The Corey-Link reaction, also known as the Corey-Link amino acid synthesis or Corey-Link procedure, was first reported by Corey and Link in 1992. It is an enantioselective synthesis of α-amino acids achieved through the asymmetric reduction of trichloromethyl ketones using catecholborane and either (R)- or (S)-oxazaborolidine. The resulting alcohols are treated with base and sodium azide, and then the azido group is reduced to an amino group. The trichloromethyl ketones can be prepared from either the nucleophilic addition of trichloromethide to aldehydes followed by oxidation or from acylation of carbon nucleophile by trichloroacetyl chloride.

Corey-Link reaction - general reaction scheme - Corey-Link amino acid synthesis - Corey-Link procedure
Corey-Link reaction (general reaction scheme)

R = alkyl, aryl

The reduction of trichloromethyl ketones by catecholborane with a catalytic amount of either (R)- or (S)-oxazaborolidine is highly selective, with greater than 97:3 of enantioselectivity. Upon treatment with sodium azide and NaOH in aqueous dimethyl glycol, the trichloromethyl carbinol is smoothly converted into α-azido acid with inversion of the configuration. The α-azido acids can then be reduced using palladium-catalyzed hydrogenation, zinc in acetic acid, or possibly by the Staudinger reaction to yield α-amino acids.

The Corey-Link reaction is a useful method for synthesizing α-azido esters, α-azido acids, and α-amino acids with desired stereochemistry using the appropriately chosen chiral catalyst.
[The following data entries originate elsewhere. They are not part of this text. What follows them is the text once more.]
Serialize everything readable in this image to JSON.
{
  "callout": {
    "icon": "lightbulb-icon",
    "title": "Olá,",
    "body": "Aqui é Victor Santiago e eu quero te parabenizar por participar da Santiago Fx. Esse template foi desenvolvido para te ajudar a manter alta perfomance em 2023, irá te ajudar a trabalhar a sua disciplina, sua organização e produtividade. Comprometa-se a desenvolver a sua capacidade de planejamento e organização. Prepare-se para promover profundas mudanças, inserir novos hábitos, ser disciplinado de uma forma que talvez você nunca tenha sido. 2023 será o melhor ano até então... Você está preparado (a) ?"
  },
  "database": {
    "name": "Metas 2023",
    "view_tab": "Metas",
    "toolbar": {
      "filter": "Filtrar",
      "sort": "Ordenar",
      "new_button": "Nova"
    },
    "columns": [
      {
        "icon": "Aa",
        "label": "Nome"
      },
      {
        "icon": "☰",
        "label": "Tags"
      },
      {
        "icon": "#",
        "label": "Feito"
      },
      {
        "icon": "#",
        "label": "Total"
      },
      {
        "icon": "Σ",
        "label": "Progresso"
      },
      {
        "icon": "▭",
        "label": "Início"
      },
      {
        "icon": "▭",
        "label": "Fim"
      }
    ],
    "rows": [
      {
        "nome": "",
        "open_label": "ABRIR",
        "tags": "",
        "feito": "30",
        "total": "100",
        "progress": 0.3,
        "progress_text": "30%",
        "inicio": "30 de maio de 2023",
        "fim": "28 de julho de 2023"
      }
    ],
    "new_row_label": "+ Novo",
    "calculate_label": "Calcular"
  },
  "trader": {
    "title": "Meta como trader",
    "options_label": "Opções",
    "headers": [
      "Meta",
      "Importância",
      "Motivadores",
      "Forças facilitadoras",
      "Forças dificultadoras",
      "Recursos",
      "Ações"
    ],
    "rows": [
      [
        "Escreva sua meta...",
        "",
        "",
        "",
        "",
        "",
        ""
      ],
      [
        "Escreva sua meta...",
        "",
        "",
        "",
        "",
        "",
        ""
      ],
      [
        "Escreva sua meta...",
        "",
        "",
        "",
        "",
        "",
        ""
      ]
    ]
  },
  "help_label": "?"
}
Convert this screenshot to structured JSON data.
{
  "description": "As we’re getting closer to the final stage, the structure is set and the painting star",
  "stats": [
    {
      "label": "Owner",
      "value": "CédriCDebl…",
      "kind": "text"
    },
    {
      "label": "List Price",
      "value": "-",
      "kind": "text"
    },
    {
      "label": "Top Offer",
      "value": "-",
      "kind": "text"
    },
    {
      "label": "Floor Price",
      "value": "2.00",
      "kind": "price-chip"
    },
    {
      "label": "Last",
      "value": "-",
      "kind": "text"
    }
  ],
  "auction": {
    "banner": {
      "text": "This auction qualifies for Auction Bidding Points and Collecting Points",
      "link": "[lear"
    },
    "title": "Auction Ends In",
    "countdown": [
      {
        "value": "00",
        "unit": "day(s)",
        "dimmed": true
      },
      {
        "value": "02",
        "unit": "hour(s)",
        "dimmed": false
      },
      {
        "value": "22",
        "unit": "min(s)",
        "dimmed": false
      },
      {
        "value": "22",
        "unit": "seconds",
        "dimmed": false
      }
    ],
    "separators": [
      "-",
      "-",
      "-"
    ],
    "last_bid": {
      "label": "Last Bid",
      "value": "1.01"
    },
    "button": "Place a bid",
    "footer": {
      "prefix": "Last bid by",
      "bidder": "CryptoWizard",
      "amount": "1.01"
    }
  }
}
A general, catalytic, and enantioselective synthesis of α-amino acids
E. J. Corey and John O. Link
Journal of the American Chemical Society 1992 114 (5), 1906-1908
DOI: 10.1021/ja00031a069